MANILA — Long criticized as weak and feckless, President Corazon Aquino has demonstrated unexpected toughness against her foes in recent days and appears to have gained much-needed sympathy after a failed mini-rebellion Sunday in northern Luzon left a popular general dead.
But diplomats and analysts here say the beleaguered Philippine leader may pay a heavy political price for her sudden boldness against alleged coup plotters. They say the next few days could be crucial if Aquino's government is to avoid a potential public relations disaster.
One reason is that 1,500 government troops failed for a second straight day Monday to capture suspended Gov. Rodolfo Aguinaldo, who escaped in an ambulance after his troops apparently killed armed forces spokesman Brig. Gen. Oscar Florendo during a short-lived Sunday revolt in Cagayan province, about 250 miles north of Manila. The day's death toll was unclear, with conflicting reports of 8 to 20 killed.
"I think the next several days will be very, very critical," said a Western diplomat. "If she is unable to deal with the situation--to get Aguinaldo, put him in jail, and keep him there--it contributes to the image that her government is just not in charge."
Also, the Supreme Court is set to hear arguments this morning on a petition to free jailed Sen. Juan Ponce Enrile, who was arrested last week on criminal charges that his lawyers insist are invalid. Many expect the controversial charges to be reduced or thrown out.
"She's sending out mixed signals," said an Asian diplomat. "On one hand, she says all the mollycoddling of coup plotters is over. On the other hand, her heavy-handed behavior is giving the bad guys a good name."
He said the government would be better served by arresting prominent politicians and civilians for the graft and corruption that pervades much of the country's bureaucracy, judiciary and police. "They've got the evidence to get a 'big fish,' " he said. "But they're afraid to move.
"Instead, the government has decided to move in an area where the results are uncertain," he added. "That is always dangerous."
Both Enrile and Aguinaldo were indicted last week on a charge of rebellion with murder stemming from last December's failed coup, the sixth and bloodiest military uprising since Aquino came to power in 1986. Both men argue that the charge does not exist on statute books and therefore is invalid.
"In order to keep Enrile in jail, they had to invent a case that does not exist," the tired-looking Senate opposition leader, talking about himself in the third person, said Monday afternoon, flanked by 20 friends, family and staff members in the two-room, air-conditioned police office where he is being detained.

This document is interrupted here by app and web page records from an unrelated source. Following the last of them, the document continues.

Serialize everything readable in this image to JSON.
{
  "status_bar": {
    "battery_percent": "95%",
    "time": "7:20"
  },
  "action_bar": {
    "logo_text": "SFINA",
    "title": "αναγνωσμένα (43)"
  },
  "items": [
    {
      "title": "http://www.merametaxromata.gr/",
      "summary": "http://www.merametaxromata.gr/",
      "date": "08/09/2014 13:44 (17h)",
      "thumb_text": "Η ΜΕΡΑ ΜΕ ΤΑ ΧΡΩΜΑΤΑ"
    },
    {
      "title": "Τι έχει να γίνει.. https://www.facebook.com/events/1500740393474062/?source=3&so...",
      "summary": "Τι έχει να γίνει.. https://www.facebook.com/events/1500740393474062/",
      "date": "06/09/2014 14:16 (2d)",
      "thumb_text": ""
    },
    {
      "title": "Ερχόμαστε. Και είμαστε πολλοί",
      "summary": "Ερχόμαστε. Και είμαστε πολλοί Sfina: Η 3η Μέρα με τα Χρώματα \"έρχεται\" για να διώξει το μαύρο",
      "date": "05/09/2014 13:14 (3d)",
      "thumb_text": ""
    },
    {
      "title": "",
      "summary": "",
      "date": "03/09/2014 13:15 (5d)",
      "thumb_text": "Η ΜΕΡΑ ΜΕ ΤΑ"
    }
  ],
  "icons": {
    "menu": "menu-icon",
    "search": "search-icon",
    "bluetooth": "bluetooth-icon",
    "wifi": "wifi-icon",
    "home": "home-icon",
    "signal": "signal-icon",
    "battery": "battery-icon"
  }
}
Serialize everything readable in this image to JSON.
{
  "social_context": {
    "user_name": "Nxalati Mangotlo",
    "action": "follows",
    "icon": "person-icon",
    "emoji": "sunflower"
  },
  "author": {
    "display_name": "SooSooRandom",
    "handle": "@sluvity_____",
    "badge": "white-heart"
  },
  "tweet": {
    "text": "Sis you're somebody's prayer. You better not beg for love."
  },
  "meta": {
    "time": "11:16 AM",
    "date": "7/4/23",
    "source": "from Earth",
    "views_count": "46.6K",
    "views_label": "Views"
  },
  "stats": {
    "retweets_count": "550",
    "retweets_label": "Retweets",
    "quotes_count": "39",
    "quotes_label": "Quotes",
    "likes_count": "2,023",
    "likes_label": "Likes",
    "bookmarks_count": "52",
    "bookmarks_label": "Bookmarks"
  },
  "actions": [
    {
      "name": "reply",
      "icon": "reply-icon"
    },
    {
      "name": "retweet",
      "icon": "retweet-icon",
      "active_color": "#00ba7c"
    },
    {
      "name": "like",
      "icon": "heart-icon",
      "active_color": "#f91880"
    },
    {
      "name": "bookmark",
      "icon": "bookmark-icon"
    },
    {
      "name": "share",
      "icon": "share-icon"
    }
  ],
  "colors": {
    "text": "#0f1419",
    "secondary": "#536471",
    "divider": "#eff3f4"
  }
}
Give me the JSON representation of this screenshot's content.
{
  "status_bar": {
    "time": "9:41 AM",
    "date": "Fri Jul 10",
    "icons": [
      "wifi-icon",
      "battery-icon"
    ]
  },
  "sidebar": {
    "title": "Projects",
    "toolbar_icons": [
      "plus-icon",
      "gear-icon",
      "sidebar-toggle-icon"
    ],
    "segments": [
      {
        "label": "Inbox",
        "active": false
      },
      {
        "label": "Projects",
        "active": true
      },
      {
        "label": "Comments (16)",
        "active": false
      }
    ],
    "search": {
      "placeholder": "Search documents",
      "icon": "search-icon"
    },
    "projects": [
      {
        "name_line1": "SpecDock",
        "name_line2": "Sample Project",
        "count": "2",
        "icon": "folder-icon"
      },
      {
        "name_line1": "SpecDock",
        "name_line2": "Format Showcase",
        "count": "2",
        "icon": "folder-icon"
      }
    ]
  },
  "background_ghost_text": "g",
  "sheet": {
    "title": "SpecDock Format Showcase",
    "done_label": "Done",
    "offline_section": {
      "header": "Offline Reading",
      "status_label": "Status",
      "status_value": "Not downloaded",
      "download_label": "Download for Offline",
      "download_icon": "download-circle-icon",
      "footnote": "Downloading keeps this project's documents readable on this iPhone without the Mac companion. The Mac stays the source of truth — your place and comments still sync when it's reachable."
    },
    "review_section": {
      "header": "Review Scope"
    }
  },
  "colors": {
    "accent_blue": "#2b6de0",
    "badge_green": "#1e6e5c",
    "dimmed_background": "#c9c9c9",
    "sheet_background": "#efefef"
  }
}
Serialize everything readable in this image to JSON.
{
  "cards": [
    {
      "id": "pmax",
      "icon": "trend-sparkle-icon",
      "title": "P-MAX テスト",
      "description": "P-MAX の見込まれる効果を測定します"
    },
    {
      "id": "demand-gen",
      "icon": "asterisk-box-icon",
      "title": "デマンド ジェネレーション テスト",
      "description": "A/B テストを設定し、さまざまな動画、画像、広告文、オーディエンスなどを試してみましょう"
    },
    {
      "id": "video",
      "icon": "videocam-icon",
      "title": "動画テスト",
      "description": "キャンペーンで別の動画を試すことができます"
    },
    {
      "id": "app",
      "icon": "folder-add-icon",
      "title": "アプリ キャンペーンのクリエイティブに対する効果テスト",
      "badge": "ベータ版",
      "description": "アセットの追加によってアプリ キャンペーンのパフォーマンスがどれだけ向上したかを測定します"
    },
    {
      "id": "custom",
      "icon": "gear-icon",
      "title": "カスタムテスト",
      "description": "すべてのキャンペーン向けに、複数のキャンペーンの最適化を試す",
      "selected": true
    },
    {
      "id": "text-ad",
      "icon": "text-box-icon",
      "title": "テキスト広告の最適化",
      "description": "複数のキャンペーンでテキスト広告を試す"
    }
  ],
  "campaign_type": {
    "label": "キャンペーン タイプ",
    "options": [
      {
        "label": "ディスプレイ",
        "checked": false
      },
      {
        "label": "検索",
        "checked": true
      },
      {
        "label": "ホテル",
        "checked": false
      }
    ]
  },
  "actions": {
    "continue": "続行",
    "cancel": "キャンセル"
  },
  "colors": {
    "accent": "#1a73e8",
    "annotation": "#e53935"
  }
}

Enrile denied backing the December uprising and insisted that his arrest was politically motivated. "I never plotted with them," he said. "I never conspired with them. I did not in any manner support them."
But the continuing drama up north took top billing for many Manila residents. Aquino's staff and top military officials went on a public relations blitz to focus public attention on Florendo, the first high-ranking military officer killed while opposing rebel soldiers.
Florendo, 51, was widely known and widely liked by both his colleagues and the nation's press. Aquino aides hope his death will blunt public sympathy for the rebels, who are often portrayed in the press as Robin Hood-like figures guided by altruistic concern for the poor.
A diplomat for another Western embassy insisted that the crisis has become a "net plus" for Aquino. "The armed forces could not be made a fool of any longer. Really, the final determination is if the rebellion spreads. If it stays in Cagayan province, she's OK."